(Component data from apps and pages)

- - - - -

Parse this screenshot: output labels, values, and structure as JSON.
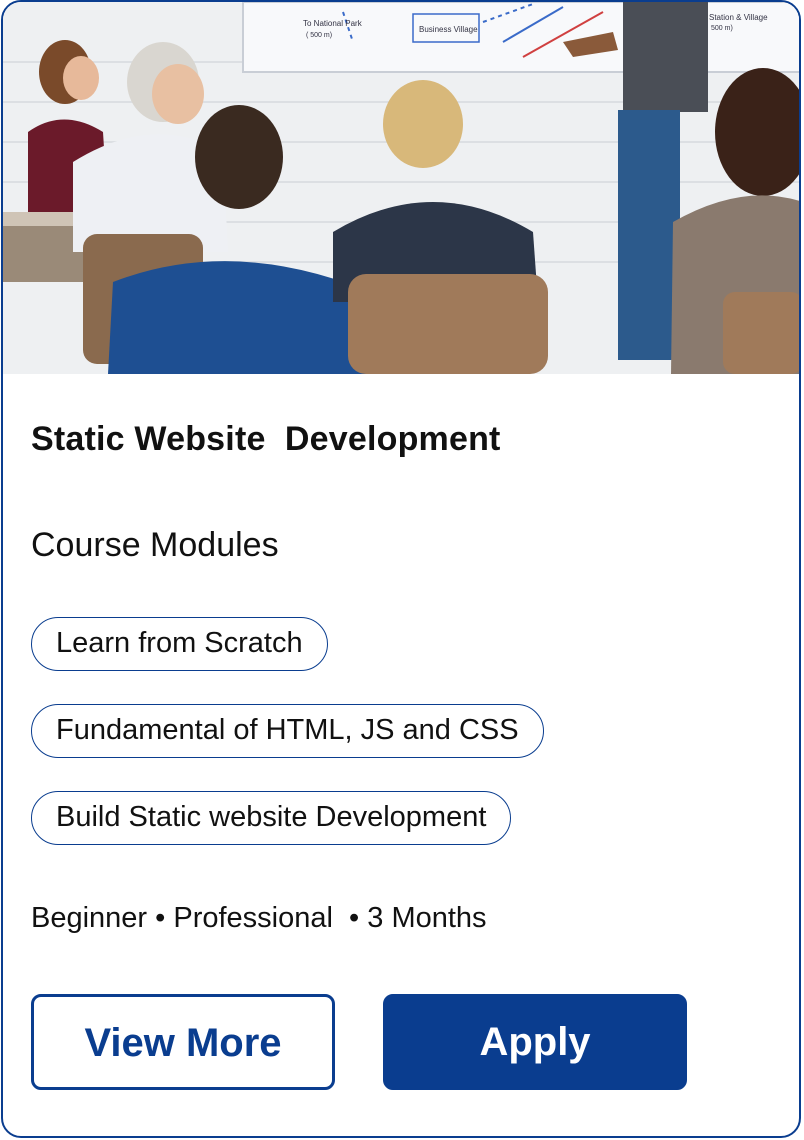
{
  "card": {
    "image": {
      "alt_icon": "classroom-presentation-photo",
      "whiteboard_labels": [
        "To National Park",
        "( 500 m)",
        "Business Village",
        "Station & Village",
        "500 m)"
      ]
    },
    "title": "Static Website  Development",
    "modules_heading": "Course Modules",
    "modules": [
      "Learn from Scratch",
      "Fundamental of HTML, JS and CSS",
      "Build Static website Development"
    ],
    "meta": "Beginner • Professional  • 3 Months",
    "buttons": {
      "view_more": "View More",
      "apply": "Apply"
    }
  },
  "colors": {
    "brand": "#0a3d8f",
    "text": "#111111",
    "background": "#ffffff"
  }
}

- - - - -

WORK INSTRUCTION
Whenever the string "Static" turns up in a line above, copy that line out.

SOLUTION FOR THIS EXERCISE
    "title": "Static Website  Development",
      "Build Static website Development"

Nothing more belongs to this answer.